Required work: Repeat the following data exactly, omitting pictures.

Exercise materials:
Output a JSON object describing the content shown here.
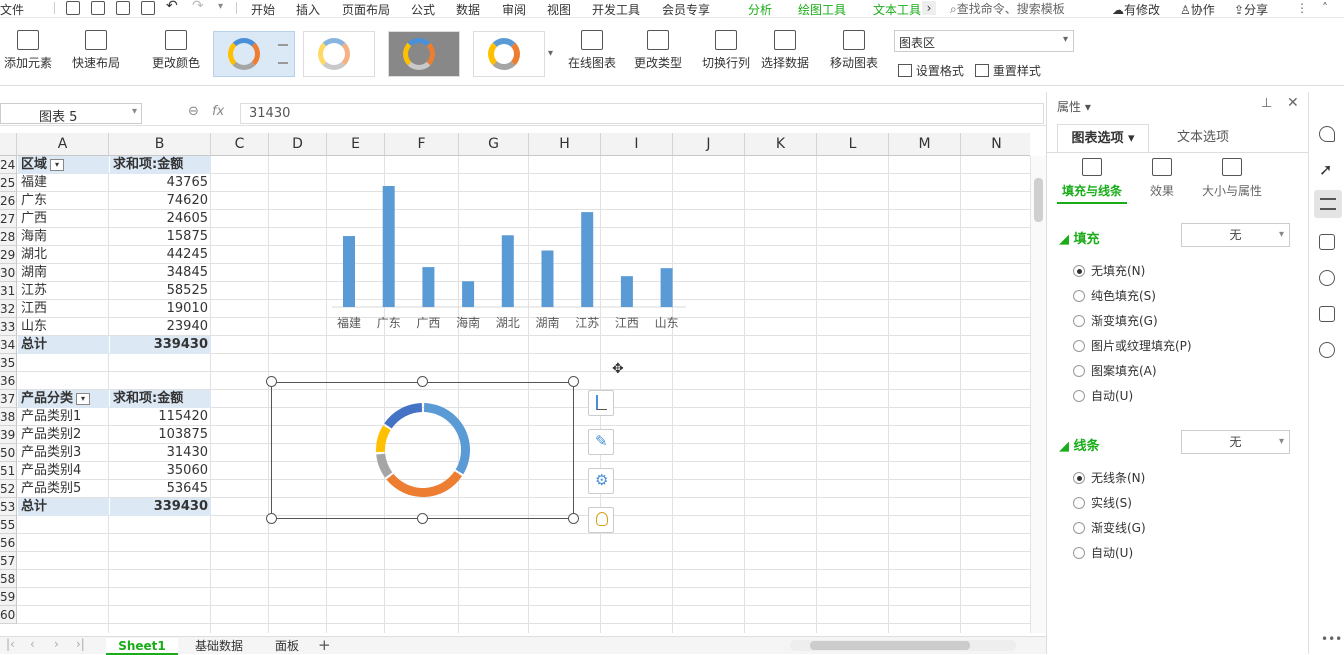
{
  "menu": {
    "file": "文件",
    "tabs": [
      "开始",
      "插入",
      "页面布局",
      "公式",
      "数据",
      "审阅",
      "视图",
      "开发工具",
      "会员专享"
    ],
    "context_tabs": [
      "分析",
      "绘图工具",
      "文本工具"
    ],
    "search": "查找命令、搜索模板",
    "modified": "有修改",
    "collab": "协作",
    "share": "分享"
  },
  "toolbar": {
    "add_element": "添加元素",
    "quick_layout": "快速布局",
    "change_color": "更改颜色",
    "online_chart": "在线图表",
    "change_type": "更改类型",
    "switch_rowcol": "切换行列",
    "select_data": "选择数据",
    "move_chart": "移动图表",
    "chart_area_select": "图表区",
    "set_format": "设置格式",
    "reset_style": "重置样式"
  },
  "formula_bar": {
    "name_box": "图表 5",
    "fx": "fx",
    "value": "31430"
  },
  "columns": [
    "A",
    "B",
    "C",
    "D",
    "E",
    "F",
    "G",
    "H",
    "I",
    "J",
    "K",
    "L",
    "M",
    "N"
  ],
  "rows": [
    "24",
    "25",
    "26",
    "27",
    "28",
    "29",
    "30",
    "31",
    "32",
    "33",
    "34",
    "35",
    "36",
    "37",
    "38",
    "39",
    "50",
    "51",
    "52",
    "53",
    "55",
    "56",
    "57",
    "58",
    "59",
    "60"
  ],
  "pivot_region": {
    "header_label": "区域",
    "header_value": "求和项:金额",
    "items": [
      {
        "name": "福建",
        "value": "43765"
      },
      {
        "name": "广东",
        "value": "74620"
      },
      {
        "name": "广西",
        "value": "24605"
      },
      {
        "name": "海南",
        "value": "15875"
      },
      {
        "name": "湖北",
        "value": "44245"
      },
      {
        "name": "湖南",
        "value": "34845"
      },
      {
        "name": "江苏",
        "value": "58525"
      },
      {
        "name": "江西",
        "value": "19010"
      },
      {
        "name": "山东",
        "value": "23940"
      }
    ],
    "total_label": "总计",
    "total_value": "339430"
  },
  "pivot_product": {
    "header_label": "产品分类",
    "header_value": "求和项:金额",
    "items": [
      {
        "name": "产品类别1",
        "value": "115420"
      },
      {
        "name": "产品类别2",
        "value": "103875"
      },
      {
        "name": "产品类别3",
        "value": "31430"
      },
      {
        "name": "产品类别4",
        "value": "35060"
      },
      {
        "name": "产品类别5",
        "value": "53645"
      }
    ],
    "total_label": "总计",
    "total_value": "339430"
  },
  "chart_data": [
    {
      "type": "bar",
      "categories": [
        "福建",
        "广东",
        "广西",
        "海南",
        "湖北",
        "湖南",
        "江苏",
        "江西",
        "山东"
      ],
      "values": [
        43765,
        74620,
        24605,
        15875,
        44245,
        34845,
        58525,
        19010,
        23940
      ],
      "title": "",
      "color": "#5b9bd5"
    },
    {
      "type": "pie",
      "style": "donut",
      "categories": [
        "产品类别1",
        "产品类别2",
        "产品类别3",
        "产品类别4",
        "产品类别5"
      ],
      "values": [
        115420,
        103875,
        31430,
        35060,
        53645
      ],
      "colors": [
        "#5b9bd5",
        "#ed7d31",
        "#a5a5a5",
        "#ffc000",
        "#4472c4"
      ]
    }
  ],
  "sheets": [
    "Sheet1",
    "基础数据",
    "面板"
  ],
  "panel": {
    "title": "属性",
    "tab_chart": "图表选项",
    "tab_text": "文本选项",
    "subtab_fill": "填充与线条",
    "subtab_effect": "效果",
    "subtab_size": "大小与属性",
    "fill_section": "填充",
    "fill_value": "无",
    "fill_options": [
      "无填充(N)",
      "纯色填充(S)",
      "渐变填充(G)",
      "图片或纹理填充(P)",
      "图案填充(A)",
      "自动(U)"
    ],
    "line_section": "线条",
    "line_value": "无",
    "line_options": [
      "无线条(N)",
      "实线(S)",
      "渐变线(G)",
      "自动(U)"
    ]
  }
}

Response below:
Output a JSON object describing the content shown here.
{
  "menu": {
    "file": "文件",
    "tabs": [
      "开始",
      "插入",
      "页面布局",
      "公式",
      "数据",
      "审阅",
      "视图",
      "开发工具",
      "会员专享"
    ],
    "context_tabs": [
      "分析",
      "绘图工具",
      "文本工具"
    ],
    "search": "查找命令、搜索模板",
    "modified": "有修改",
    "collab": "协作",
    "share": "分享"
  },
  "toolbar": {
    "add_element": "添加元素",
    "quick_layout": "快速布局",
    "change_color": "更改颜色",
    "online_chart": "在线图表",
    "change_type": "更改类型",
    "switch_rowcol": "切换行列",
    "select_data": "选择数据",
    "move_chart": "移动图表",
    "chart_area_select": "图表区",
    "set_format": "设置格式",
    "reset_style": "重置样式"
  },
  "formula_bar": {
    "name_box": "图表 5",
    "fx": "fx",
    "value": "31430"
  },
  "columns": [
    "A",
    "B",
    "C",
    "D",
    "E",
    "F",
    "G",
    "H",
    "I",
    "J",
    "K",
    "L",
    "M",
    "N"
  ],
  "rows": [
    "24",
    "25",
    "26",
    "27",
    "28",
    "29",
    "30",
    "31",
    "32",
    "33",
    "34",
    "35",
    "36",
    "37",
    "38",
    "39",
    "50",
    "51",
    "52",
    "53",
    "55",
    "56",
    "57",
    "58",
    "59",
    "60"
  ],
  "pivot_region": {
    "header_label": "区域",
    "header_value": "求和项:金额",
    "items": [
      {
        "name": "福建",
        "value": "43765"
      },
      {
        "name": "广东",
        "value": "74620"
      },
      {
        "name": "广西",
        "value": "24605"
      },
      {
        "name": "海南",
        "value": "15875"
      },
      {
        "name": "湖北",
        "value": "44245"
      },
      {
        "name": "湖南",
        "value": "34845"
      },
      {
        "name": "江苏",
        "value": "58525"
      },
      {
        "name": "江西",
        "value": "19010"
      },
      {
        "name": "山东",
        "value": "23940"
      }
    ],
    "total_label": "总计",
    "total_value": "339430"
  },
  "pivot_product": {
    "header_label": "产品分类",
    "header_value": "求和项:金额",
    "items": [
      {
        "name": "产品类别1",
        "value": "115420"
      },
      {
        "name": "产品类别2",
        "value": "103875"
      },
      {
        "name": "产品类别3",
        "value": "31430"
      },
      {
        "name": "产品类别4",
        "value": "35060"
      },
      {
        "name": "产品类别5",
        "value": "53645"
      }
    ],
    "total_label": "总计",
    "total_value": "339430"
  },
  "chart_data": [
    {
      "type": "bar",
      "categories": [
        "福建",
        "广东",
        "广西",
        "海南",
        "湖北",
        "湖南",
        "江苏",
        "江西",
        "山东"
      ],
      "values": [
        43765,
        74620,
        24605,
        15875,
        44245,
        34845,
        58525,
        19010,
        23940
      ],
      "title": "",
      "color": "#5b9bd5"
    },
    {
      "type": "pie",
      "style": "donut",
      "categories": [
        "产品类别1",
        "产品类别2",
        "产品类别3",
        "产品类别4",
        "产品类别5"
      ],
      "values": [
        115420,
        103875,
        31430,
        35060,
        53645
      ],
      "colors": [
        "#5b9bd5",
        "#ed7d31",
        "#a5a5a5",
        "#ffc000",
        "#4472c4"
      ]
    }
  ],
  "sheets": [
    "Sheet1",
    "基础数据",
    "面板"
  ],
  "panel": {
    "title": "属性",
    "tab_chart": "图表选项",
    "tab_text": "文本选项",
    "subtab_fill": "填充与线条",
    "subtab_effect": "效果",
    "subtab_size": "大小与属性",
    "fill_section": "填充",
    "fill_value": "无",
    "fill_options": [
      "无填充(N)",
      "纯色填充(S)",
      "渐变填充(G)",
      "图片或纹理填充(P)",
      "图案填充(A)",
      "自动(U)"
    ],
    "line_section": "线条",
    "line_value": "无",
    "line_options": [
      "无线条(N)",
      "实线(S)",
      "渐变线(G)",
      "自动(U)"
    ]
  }
}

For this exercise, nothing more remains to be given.